At least the Tigers and their fans were stuck in Honolulu, which might have softened the blow. Virginia hadn’t yet traveled to Boston for the Fenway Bowl against Southern Methodist when coronavirus testing on Christmas morning revealed a number of positives and the game was scratched.
While the relative bloat of the bowl season is in the eye of the beholder — after all, the number of games continues to increase because fans keep watching — it has, especially this year, benefited those bowls higher up the food chain.
The Sun Bowl looked all but dead after Miami pulled out. But after Boise State withdrew from the Arizona Bowl, the Broncos’ erstwhile opponent in that game, Central Michigan, was promoted into the Sun Bowl to face Washington State.

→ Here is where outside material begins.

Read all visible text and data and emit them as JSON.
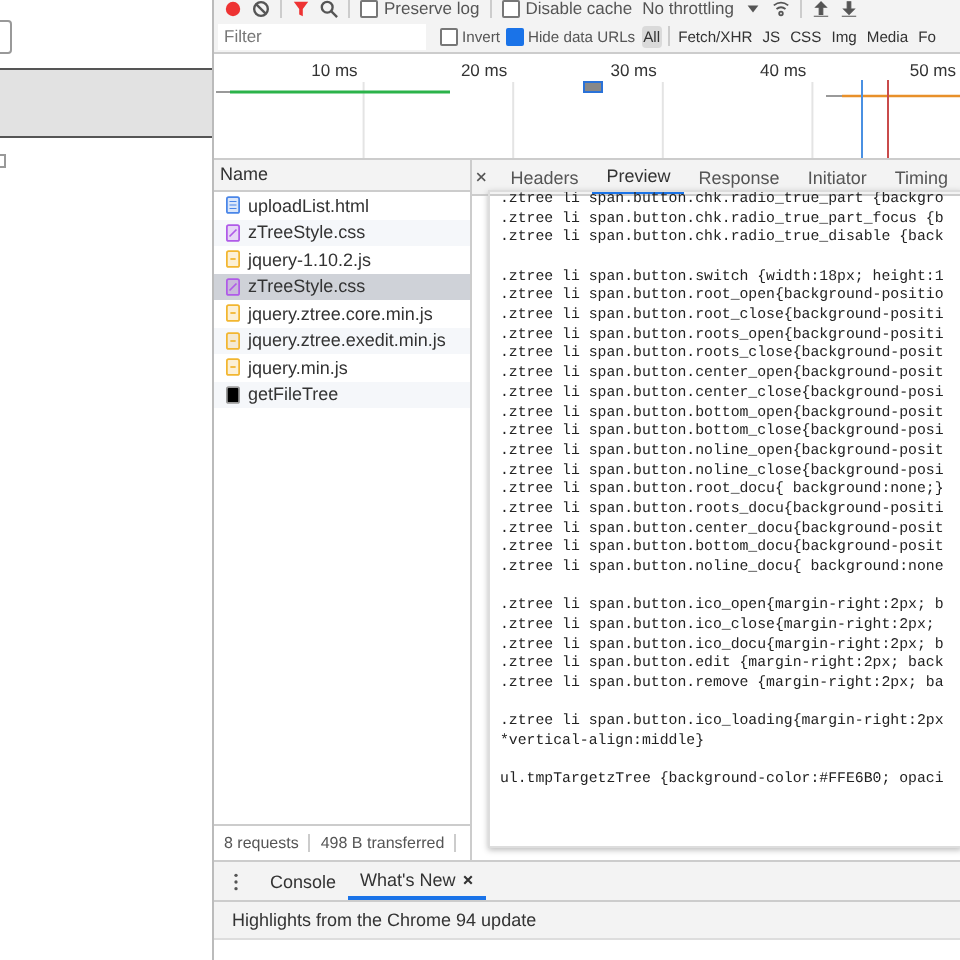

Rutgers, which at 5-7 hadn’t even qualified for a bowl, was invited to the Gator Bowl after Texas A&M withdrew. It was the conclusion, McGarity said, of a frenzied process that featured teams like Illinois and Utah State reaching out to see whether they might get to play.
On Tuesday, Rutgers landed in Jacksonville, Fla., to prepare for Friday’s game.
“They’re here now, and it looks like if they can stay healthy for a couple of days then we’ve got a game,” McGarity said. “It’s not the game everyone thought it was going to be, but it’s better than going dark.”
More than a dozen games remain on the schedule, including the Rose Bowl on New Year’s Day, when Ohio State, which reached last season’s title matchup, is scheduled to meet Utah, and Wednesday’s Cheez-It Bowl, which is supposed to feature Iowa State playing a Clemson team enduring a rare playoff absence.
Many of the remaining games, executives believe, will proceed as planned.
Then again, they acknowledge, they also thought they would need 42 bowl games.